» ASSIGNMENT:
Read the listing below and tally the lines that contain "through"; the reply is that tally only.

» GIVEN ENTRIES:

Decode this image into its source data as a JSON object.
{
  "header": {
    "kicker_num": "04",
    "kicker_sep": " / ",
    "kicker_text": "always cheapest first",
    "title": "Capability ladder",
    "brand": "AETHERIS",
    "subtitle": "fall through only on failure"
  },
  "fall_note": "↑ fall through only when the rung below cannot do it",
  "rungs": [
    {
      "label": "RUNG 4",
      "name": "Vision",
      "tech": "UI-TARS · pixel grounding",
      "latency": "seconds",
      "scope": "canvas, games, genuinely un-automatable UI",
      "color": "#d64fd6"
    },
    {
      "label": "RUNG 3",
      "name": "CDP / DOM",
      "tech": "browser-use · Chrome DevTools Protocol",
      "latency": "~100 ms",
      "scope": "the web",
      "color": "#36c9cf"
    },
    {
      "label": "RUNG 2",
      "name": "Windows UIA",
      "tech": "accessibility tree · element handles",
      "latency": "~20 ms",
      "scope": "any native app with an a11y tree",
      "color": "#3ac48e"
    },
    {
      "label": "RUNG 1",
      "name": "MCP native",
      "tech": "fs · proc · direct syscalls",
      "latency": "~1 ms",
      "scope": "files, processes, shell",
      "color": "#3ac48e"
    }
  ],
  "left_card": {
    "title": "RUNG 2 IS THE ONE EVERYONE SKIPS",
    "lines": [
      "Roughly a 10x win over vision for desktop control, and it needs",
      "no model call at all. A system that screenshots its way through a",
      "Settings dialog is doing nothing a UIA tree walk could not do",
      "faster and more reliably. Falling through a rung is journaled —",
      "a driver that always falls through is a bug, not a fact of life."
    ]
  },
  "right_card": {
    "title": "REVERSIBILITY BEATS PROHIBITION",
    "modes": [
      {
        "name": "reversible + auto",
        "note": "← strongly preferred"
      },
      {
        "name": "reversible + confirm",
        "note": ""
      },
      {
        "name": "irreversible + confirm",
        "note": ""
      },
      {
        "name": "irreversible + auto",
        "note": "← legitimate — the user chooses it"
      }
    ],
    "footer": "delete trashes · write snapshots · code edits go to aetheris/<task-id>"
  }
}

» ANSWER TO THE EXERCISE:
5